Information on Ohio's Consumer Laws from Attorney Daniel Myers, Myers Law, LLC, not legal advice
At one time or another, odds are you have owed someone money. It could be anything from a forgotten utility bill to an overdue credit card payment. Maybe you just forgot about the bill and needed a reminder to pay it. But when a simple reminder doesn’t solve the problem, you may find yourself being pursued by a law firm or debt collection company. Third party collection agencies have many legitimate tools at their disposal, but what are your rights and protections? What remedy do you have when these rights are violated?
If you owe a debt related to your business, for example, the purchase of a bulldozer for a demolition company, you have very few, if any, protections from debt collectors. However, federal and state law protects you from unsavory conduct of third party debt collectors when your debt is a “consumer debt,” meaning the debt was incurred for personal, family, or household purposes, and not for your own business purposes. The most important law, the Fair Debt Collection Practices Act, is a federal law which sets out rules that third party debt collectors must follow. Specifically, the Act creates the following rules:
There are many other rules they must follow, as well—too many to write about here. If they violate any of these rules, you could be entitled to up to $1,000 in damages, plus attorney fees, or possibly more. However, you need to contact and lawyer and a lawsuit must be filed no more than one (1) year after the rule was first broken. After that, it is likely too late to do anything.
If a debt collector violates your rights under this law, it does not wipe out the debt that you owe. But it does give you leverage to negotiate the amount of the debt, and a good legal claim against the debt collector in federal court.
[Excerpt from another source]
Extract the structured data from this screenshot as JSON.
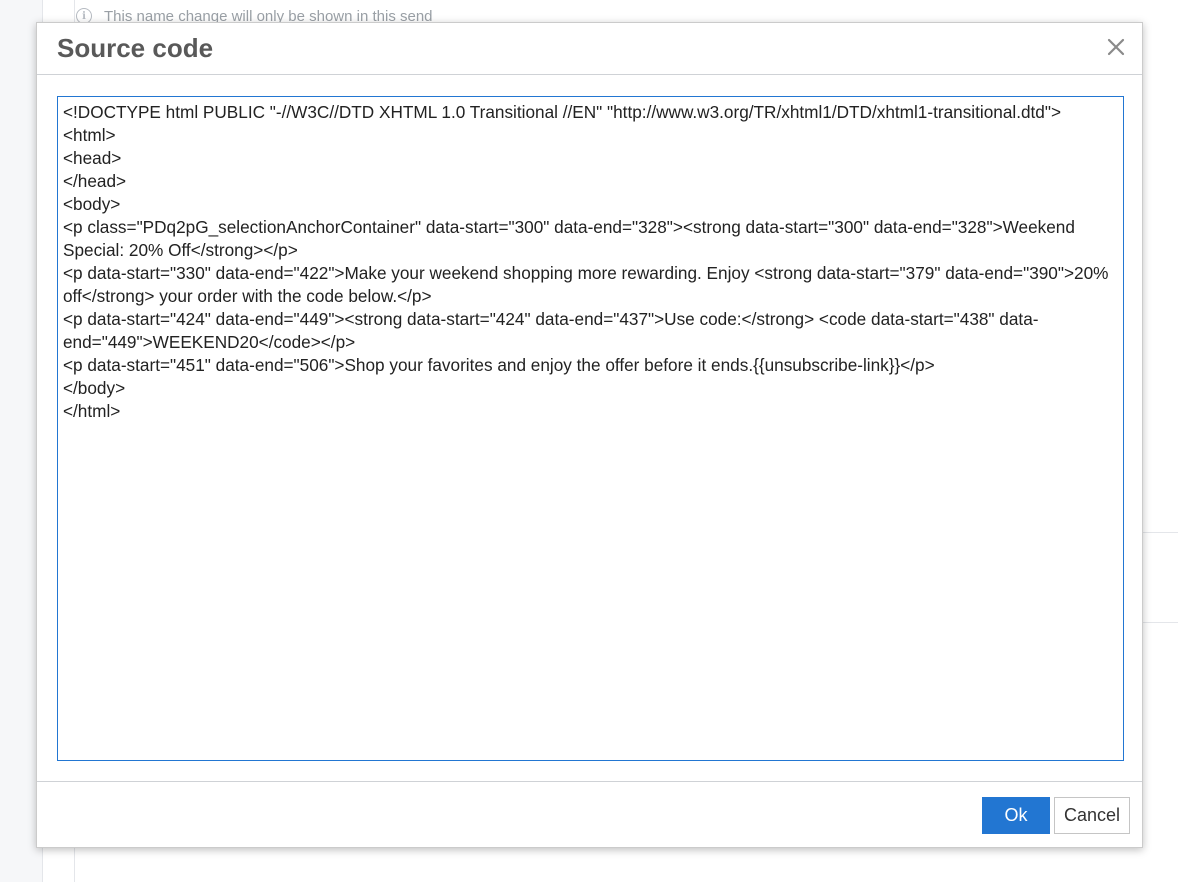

One client contacted me after a debt collector threatened her with jail time, told her she was being indicted for fraud, yelled and berated her on the phone, attempted to collect a debt that was already paid in full, and claimed to be a part of a governmental agency. The debt collector even threatened me with arrest!
It is critical to speak to a lawyer as soon as possible after a violation occurs. Waiting to see if it gets better is not the right decision—it might get better, but it usually does not, and your rights and leverage expire in the meantime. If you think you have been the victim of illegal debt collection practices in the last year, you should contact an attorney immediately.